These five "lost stories" were never completely lost, but were preserved in the memory of communities that often had difficulty in having their experiences incorporated into the mainstream narrative of Canadian history. These episodes provide an opportunity to hear the voices of people with relatively little power: First Nations, Inuit, Acadians, people with disabilities or disease, and immigrants of colour. The Lost Stories Project worked with these communities so that their stories can now be discovered by a much larger audience.

Teaching Lost Stories

 

Teaching Lost Stories
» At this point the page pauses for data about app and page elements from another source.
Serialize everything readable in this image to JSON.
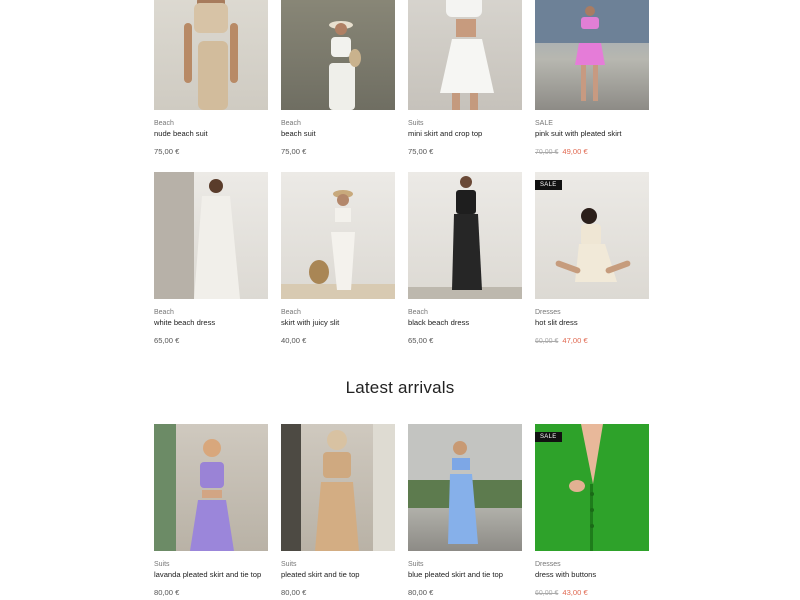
{
  "row1": [
    {
      "category": "Beach",
      "name": "nude beach suit",
      "price": "75,00 €",
      "old_price": "",
      "new_price": "",
      "sale_badge": ""
    },
    {
      "category": "Beach",
      "name": "beach suit",
      "price": "75,00 €",
      "old_price": "",
      "new_price": "",
      "sale_badge": ""
    },
    {
      "category": "Suits",
      "name": "mini skirt and crop top",
      "price": "75,00 €",
      "old_price": "",
      "new_price": "",
      "sale_badge": ""
    },
    {
      "category": "SALE",
      "name": "pink suit with pleated skirt",
      "price": "",
      "old_price": "70,00 €",
      "new_price": "49,00 €",
      "sale_badge": ""
    }
  ],
  "row2": [
    {
      "category": "Beach",
      "name": "white beach dress",
      "price": "65,00 €",
      "old_price": "",
      "new_price": "",
      "sale_badge": ""
    },
    {
      "category": "Beach",
      "name": "skirt with juicy slit",
      "price": "40,00 €",
      "old_price": "",
      "new_price": "",
      "sale_badge": ""
    },
    {
      "category": "Beach",
      "name": "black beach dress",
      "price": "65,00 €",
      "old_price": "",
      "new_price": "",
      "sale_badge": ""
    },
    {
      "category": "Dresses",
      "name": "hot slit dress",
      "price": "",
      "old_price": "60,00 €",
      "new_price": "47,00 €",
      "sale_badge": "SALE"
    }
  ],
  "latest_title": "Latest arrivals",
  "row3": [
    {
      "category": "Suits",
      "name": "lavanda pleated skirt and tie top",
      "price": "80,00 €",
      "old_price": "",
      "new_price": "",
      "sale_badge": ""
    },
    {
      "category": "Suits",
      "name": "pleated skirt and tie top",
      "price": "80,00 €",
      "old_price": "",
      "new_price": "",
      "sale_badge": ""
    },
    {
      "category": "Suits",
      "name": "blue pleated skirt and tie top",
      "price": "80,00 €",
      "old_price": "",
      "new_price": "",
      "sale_badge": ""
    },
    {
      "category": "Dresses",
      "name": "dress with buttons",
      "price": "",
      "old_price": "60,00 €",
      "new_price": "43,00 €",
      "sale_badge": "SALE"
    }
  ],
  "colors": {
    "sale_price": "#e06a52",
    "old_price": "#aaaaaa",
    "badge_bg": "#111111"
  }
}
Teaching Lost Stories consists of a set of lesson plans and historical documents that encourage critical thinking about the history that is literally all around us. Teachers and students consider why some stories from the Canadian past have been commemorated through historical markers such as monuments, while other stories have been ignored. More specifically, the Lost Stories episode about Thomas Widd is used to encourage classroom reflection about why that particular story was "lost," and to challenge students to present it through markers of their own.